Don’t forget to delete the photos from the Recently Deleted album if you want to free some storage space immediately and permanently delete your pictures.
Remove Burst Photos Using a Third-party Tool
While the Photos app can help you easily find burst photos, it does not have advanced features such as sorting and filtering photos by size or date taken. The lack of these features can give you a hard time when managing hundreds or thousands of burst photos. This is where third-party apps shine.
Third-party photo managers have comprehensive tools, going as far as being able to backup and restore your photos.
Here are some of the most notable advantages of using a third-party tool to remove bursts on iPhone:
- More advanced sorting options – Some third-party tools offer better sort and filter options (file size, date, location, etc.) that can help you remove burst photos with fewer taps, helping you conveniently declutter huge amounts of photos from your gallery.
- Detection of duplicate photos – While the Photos app has a utility to manage duplicate photos on your device, some third-party duplicate removal tools feature more robust capabilities to find and delete duplicate photos on your iPhone.
- More efficient bulk deletion – a huge advantage of third-party tools lies in their ability to bulk select and delete photos, consuming way less time than when done in the Photos app.
Third-party tools like the Phone Cleaner app can filter your media to burst photos and bulk delete them. However, it requires you to purchase the premium version of the app to enjoy its full capabilities..
With our straightforward guide, you can now easily disable burst mode on your iPhone with just a few taps. Keep your gallery organized and clutter-free by preventing the accidental capture of burst photos and deleting those you no longer need.
The steps to turn off Burst mode may vary from one iPhone model to another, so it’s essential to follow the settings that apply to your specific device. Additionally, consider backing up any important photos you intend to delete to avoid data loss.

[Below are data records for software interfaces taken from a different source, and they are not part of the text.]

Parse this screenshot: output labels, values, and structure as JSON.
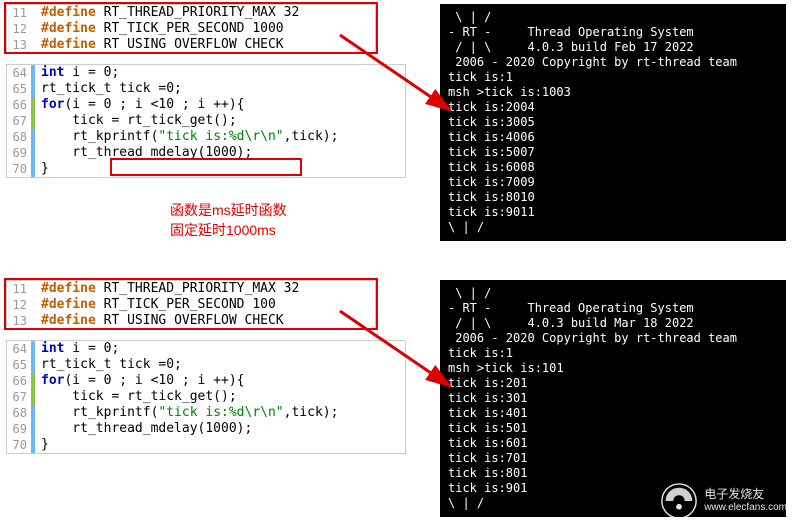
{
  "top_defines": {
    "lines": [
      {
        "n": "11",
        "bar": "",
        "pre": "#define",
        "txt": " RT_THREAD_PRIORITY_MAX 32"
      },
      {
        "n": "12",
        "bar": "",
        "pre": "#define",
        "txt": " RT_TICK_PER_SECOND 1000"
      },
      {
        "n": "13",
        "bar": "",
        "pre": "#define",
        "txt": " RT USING OVERFLOW CHECK"
      }
    ]
  },
  "top_code": {
    "lines": [
      {
        "n": "64",
        "bar": "blue",
        "html": "<span class='kw-type'>int</span> i = 0;"
      },
      {
        "n": "65",
        "bar": "blue",
        "html": "rt_tick_t tick =0;"
      },
      {
        "n": "66",
        "bar": "green",
        "html": "<span class='kw-ctrl'>for</span>(i = 0 ; i &lt;10 ; i ++){"
      },
      {
        "n": "67",
        "bar": "green",
        "html": "    tick = rt_tick_get();"
      },
      {
        "n": "68",
        "bar": "blue",
        "html": "    rt_kprintf(<span class='str'>\"tick is:%d\\r\\n\"</span>,tick);"
      },
      {
        "n": "69",
        "bar": "blue",
        "html": "    rt_thread_mdelay(1000);"
      },
      {
        "n": "70",
        "bar": "blue",
        "html": "}"
      }
    ]
  },
  "top_term": [
    " \\ | /",
    "- RT -     Thread Operating System",
    " / | \\     4.0.3 build Feb 17 2022",
    " 2006 - 2020 Copyright by rt-thread team",
    "tick is:1",
    "msh >tick is:1003",
    "tick is:2004",
    "tick is:3005",
    "tick is:4006",
    "tick is:5007",
    "tick is:6008",
    "tick is:7009",
    "tick is:8010",
    "tick is:9011",
    "\\ | /"
  ],
  "annotation_1": "函数是ms延时函数",
  "annotation_2": "固定延时1000ms",
  "bottom_defines": {
    "lines": [
      {
        "n": "11",
        "bar": "",
        "pre": "#define",
        "txt": " RT_THREAD_PRIORITY_MAX 32"
      },
      {
        "n": "12",
        "bar": "",
        "pre": "#define",
        "txt": " RT_TICK_PER_SECOND 100"
      },
      {
        "n": "13",
        "bar": "",
        "pre": "#define",
        "txt": " RT USING OVERFLOW CHECK"
      }
    ]
  },
  "bottom_code": {
    "lines": [
      {
        "n": "64",
        "bar": "blue",
        "html": "<span class='kw-type'>int</span> i = 0;"
      },
      {
        "n": "65",
        "bar": "blue",
        "html": "rt_tick_t tick =0;"
      },
      {
        "n": "66",
        "bar": "green",
        "html": "<span class='kw-ctrl'>for</span>(i = 0 ; i &lt;10 ; i ++){"
      },
      {
        "n": "67",
        "bar": "green",
        "html": "    tick = rt_tick_get();"
      },
      {
        "n": "68",
        "bar": "blue",
        "html": "    rt_kprintf(<span class='str'>\"tick is:%d\\r\\n\"</span>,tick);"
      },
      {
        "n": "69",
        "bar": "blue",
        "html": "    rt_thread_mdelay(1000);"
      },
      {
        "n": "70",
        "bar": "blue",
        "html": "}"
      }
    ]
  },
  "bottom_term": [
    " \\ | /",
    "- RT -     Thread Operating System",
    " / | \\     4.0.3 build Mar 18 2022",
    " 2006 - 2020 Copyright by rt-thread team",
    "tick is:1",
    "msh >tick is:101",
    "tick is:201",
    "tick is:301",
    "tick is:401",
    "tick is:501",
    "tick is:601",
    "tick is:701",
    "tick is:801",
    "tick is:901",
    "\\ | /"
  ],
  "watermark_title": "电子发烧友",
  "watermark_url": "www.elecfans.com"
}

Emma Collins is a Content Writer at Handy Recovery. She used to work as an Assistant Language Teacher (ALT) in Hokkaido, Japan before she finally changed careers and focused on digital marketing, content writing, and copywriting. For 5 years, she has already written thousands of articles and web pages on different niches, such as fashion, finance, digital marketing, and technology— particularly android, iOS, Windows, social media, and more.